Posted on June 16, 2020 by Dr Tim Inglis
In this special blog series, medical microbiologists led by Dr Tim Inglis summarise some of the research that will be essential to inform COVID-19 countermeasures. Find out more about the project in Dr Inglis' Editorial 'Logic in the time of coronavirus', published in the Journal of Medical Microbiology.
The notes for this blog were written at 35,000 feet, speeding towards the tropical north of Australia to deploy a mobile coronavirus lab for field trials. In recognition, this week's post explores the theme of mobility.
Congruence: mobile diagnostics
In this review of emerging point-of-care diagnostic technology, Udugama and colleagues review a litany of emerging rapid tests from PCR-CRISPR to gold nano-particle lateral flow assays. They note that development of laboratory tests for SARS-CoV-2 took three weeks, compared to five months for SARS-CoV. This notable acceleration in bringing laboratory technology into use is commendable, but has its own set of problems. Importantly, the hidden cost of validation, verification and embedding rapid tests in an established clinical laboratory workflow. That said, reliably sensitive tests are needed for use in austere, remote and resource-limited health care settings.
Consistency: mobile phones
This small but detailed study examines SARS-CoV-2 in and around hospital patients with laboratory-confirmed COVID-19. In all, 377 environmental samples were collected from 21 SARS-CoV-2 positive patients during 76 visits to airborne infection isolation rooms. Of the 377 environmental samples, 19 (5%) were PCR-positive; most commonly the patients' mobile phone, then bed rails and toilet handles. Despite air sampling 10cm from each patient's mouth and using an air containment device to surround the patients, they were unable to detect virus RNA in exhaled air. Cheng and colleagues discuss other studies that have looked at this issue and the practical difficulties demonstrating coronavirus bioaerosols.
Cumulative dissonance: the impact of mobile populations
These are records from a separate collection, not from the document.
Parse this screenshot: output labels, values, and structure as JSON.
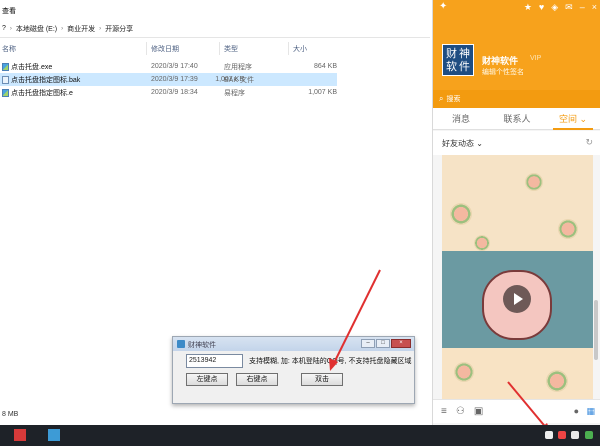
{
  "explorer": {
    "title": "查看",
    "breadcrumb": [
      "本地磁盘 (E:)",
      "商业开发",
      "开源分享"
    ],
    "breadcrumb_lead": "?",
    "columns": {
      "name": "名称",
      "date": "修改日期",
      "type": "类型",
      "size": "大小"
    },
    "files": [
      {
        "name": "点击托盘.exe",
        "date": "2020/3/9 17:40",
        "type": "应用程序",
        "size": "864 KB",
        "selected": false
      },
      {
        "name": "点击托盘指定图标.bak",
        "date": "2020/3/9 17:39",
        "type": "BAK 文件",
        "size": "1,007 KB",
        "selected": true
      },
      {
        "name": "点击托盘指定图标.e",
        "date": "2020/3/9 18:34",
        "type": "易程序",
        "size": "1,007 KB",
        "selected": false
      }
    ],
    "status": "8 MB"
  },
  "qq": {
    "avatar_chars": [
      "财",
      "神",
      "软",
      "件"
    ],
    "nickname": "财神软件",
    "vip": "VIP",
    "signature": "编辑个性签名",
    "search_placeholder": "搜索",
    "tabs": [
      {
        "label": "消息",
        "active": false
      },
      {
        "label": "联系人",
        "active": false
      },
      {
        "label": "空间",
        "active": true
      }
    ],
    "feed_title": "好友动态"
  },
  "dialog": {
    "title": "财神软件",
    "input_value": "2513942",
    "hint": "支持模糊, 加: 本机登陆的QQ号, 不支持托盘隐藏区域",
    "buttons": {
      "left": "左键点",
      "right": "右键点",
      "double": "双击"
    }
  },
  "colors": {
    "qq_orange": "#f7a21c",
    "selection": "#cce8ff",
    "arrow_red": "#e03030"
  }
}
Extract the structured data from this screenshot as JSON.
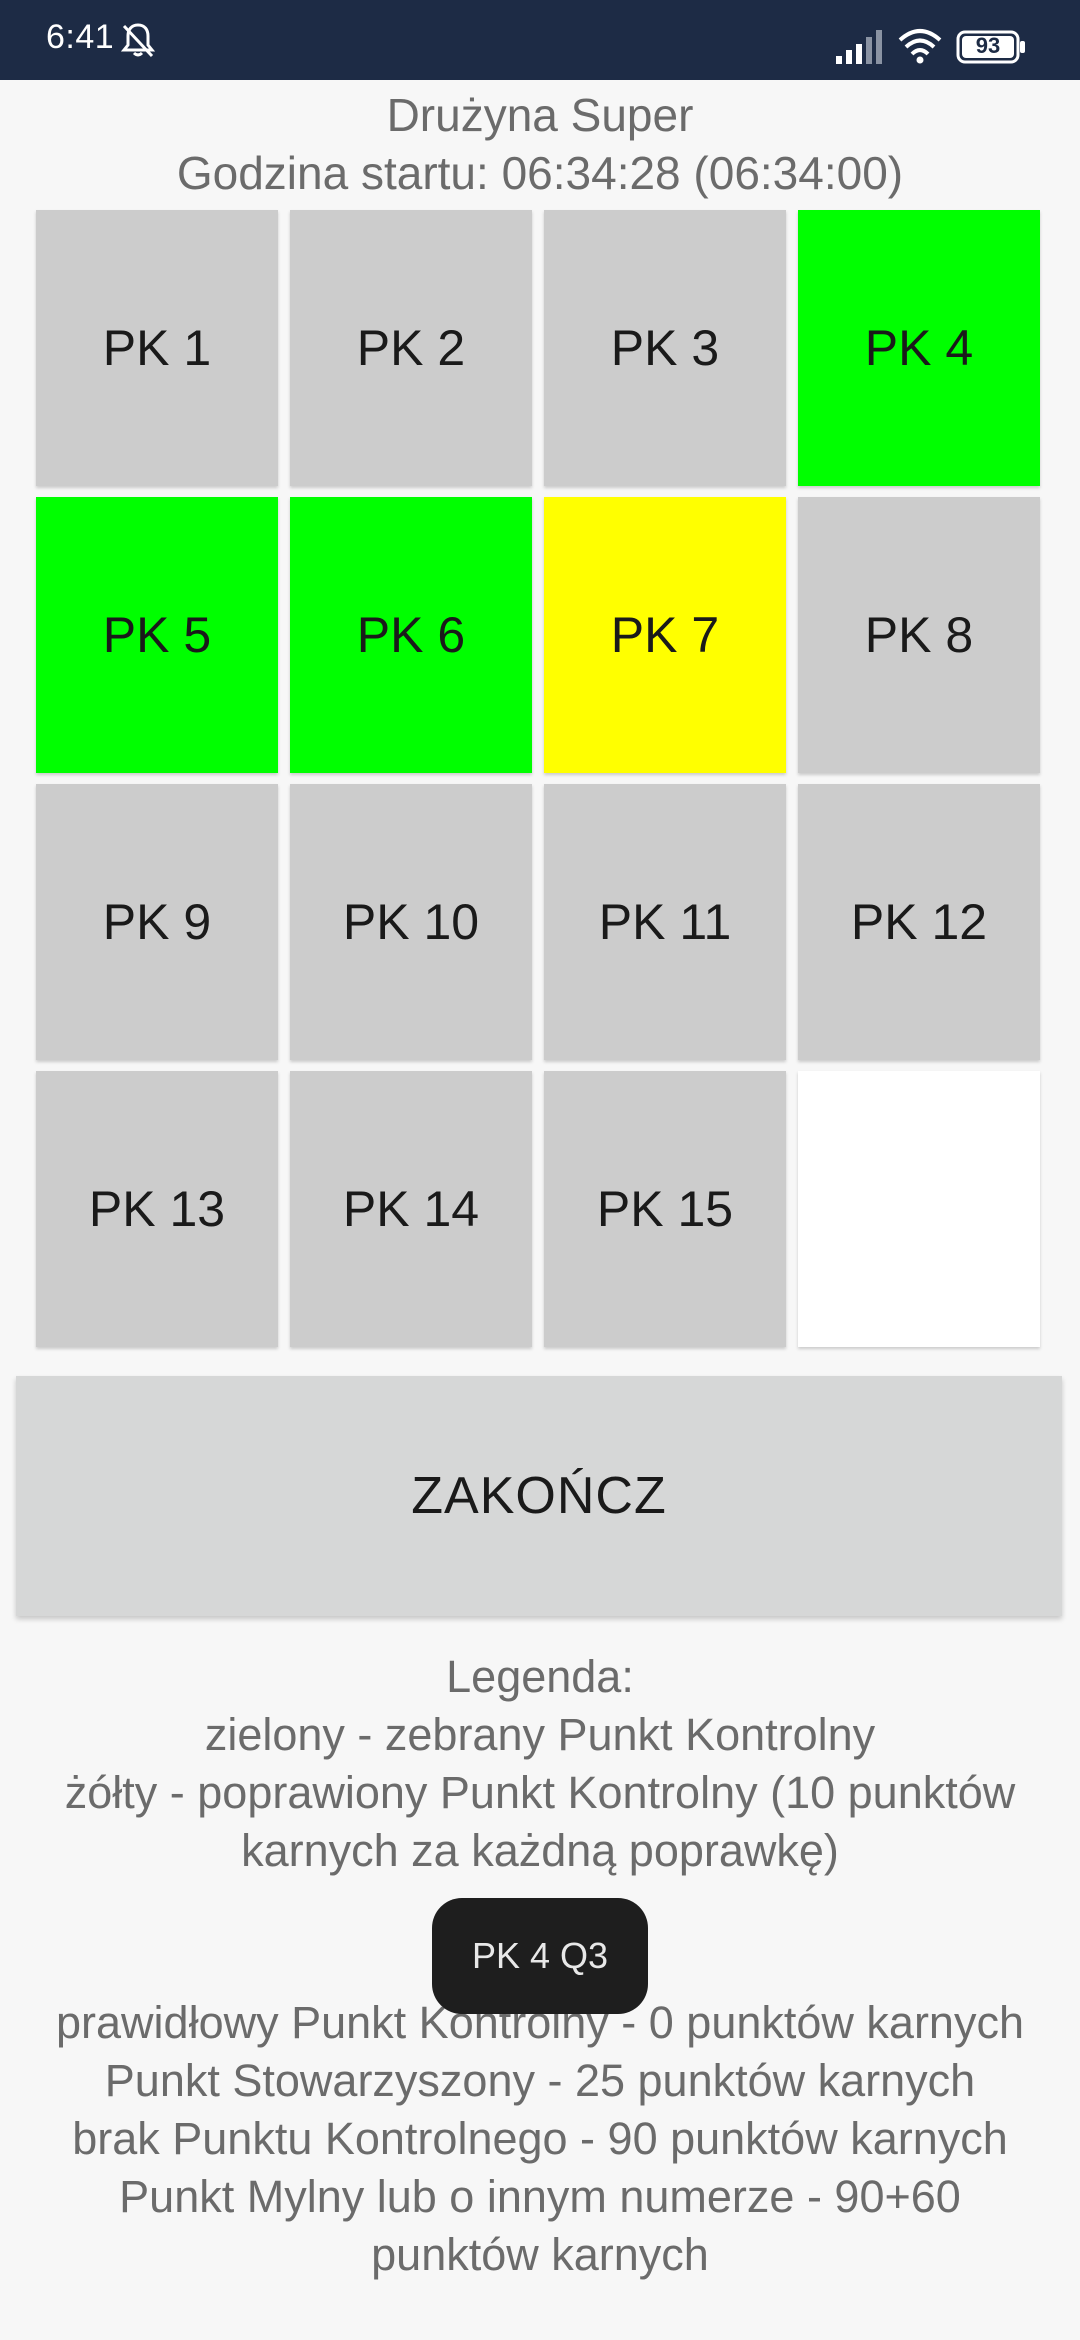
{
  "status_bar": {
    "time": "6:41",
    "battery": "93",
    "icons": [
      "bell-muted-icon",
      "signal-icon",
      "wifi-icon",
      "battery-icon"
    ]
  },
  "header": {
    "team": "Drużyna Super",
    "start_time": "Godzina startu: 06:34:28 (06:34:00)"
  },
  "colors": {
    "collected": "#00ff00",
    "corrected": "#ffff00",
    "default": "#cccccc",
    "empty": "#ffffff"
  },
  "checkpoints": [
    {
      "label": "PK 1",
      "state": "default"
    },
    {
      "label": "PK 2",
      "state": "default"
    },
    {
      "label": "PK 3",
      "state": "default"
    },
    {
      "label": "PK 4",
      "state": "collected"
    },
    {
      "label": "PK 5",
      "state": "collected"
    },
    {
      "label": "PK 6",
      "state": "collected"
    },
    {
      "label": "PK 7",
      "state": "corrected"
    },
    {
      "label": "PK 8",
      "state": "default"
    },
    {
      "label": "PK 9",
      "state": "default"
    },
    {
      "label": "PK 10",
      "state": "default"
    },
    {
      "label": "PK 11",
      "state": "default"
    },
    {
      "label": "PK 12",
      "state": "default"
    },
    {
      "label": "PK 13",
      "state": "default"
    },
    {
      "label": "PK 14",
      "state": "default"
    },
    {
      "label": "PK 15",
      "state": "default"
    },
    {
      "label": "",
      "state": "empty"
    }
  ],
  "finish_button": "ZAKOŃCZ",
  "legend": {
    "title": "Legenda:",
    "green": "zielony - zebrany Punkt Kontrolny",
    "yellow_1": "żółty - poprawiony Punkt Kontrolny (10 punktów",
    "yellow_2": "karnych za każdną poprawkę)"
  },
  "penalties": {
    "line_1": "prawidłowy Punkt Kontrolny - 0 punktów karnych",
    "line_2": "Punkt Stowarzyszony - 25 punktów karnych",
    "line_3": "brak Punktu Kontrolnego - 90 punktów karnych",
    "line_4": "Punkt Mylny lub o innym numerze - 90+60",
    "line_5": "punktów karnych"
  },
  "toast": "PK 4 Q3"
}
Jiang and Luo used a one-month data set and a random effects model to investigate the effect of population mobility on COVID-19 transmission in Hubei Province. They found that infection was more likely 11–12 days after people moved from Wuhan to one of16 other cities in Hubei Province, and a corresponding decline over a week after city lockdowns. The interval between contact and COVID-19 confirmation in this study corresponded to the lag of 12 days to demonstrating the effect of restricting population mobility.
Curtailment: mobile screening technology
From an early stage of the pandemic, South Korea took a proactive approach to deploying COVID-19 tests and rapidly achieved a high testing rate. In this paper, Kim and Lee describe a concept for walk-through COVID-19 screening tests that relies on mobile technology configured as a scalable screening booth. Their concept addresses the conflicting needs of high throughput, ease of use and repeated decontamination.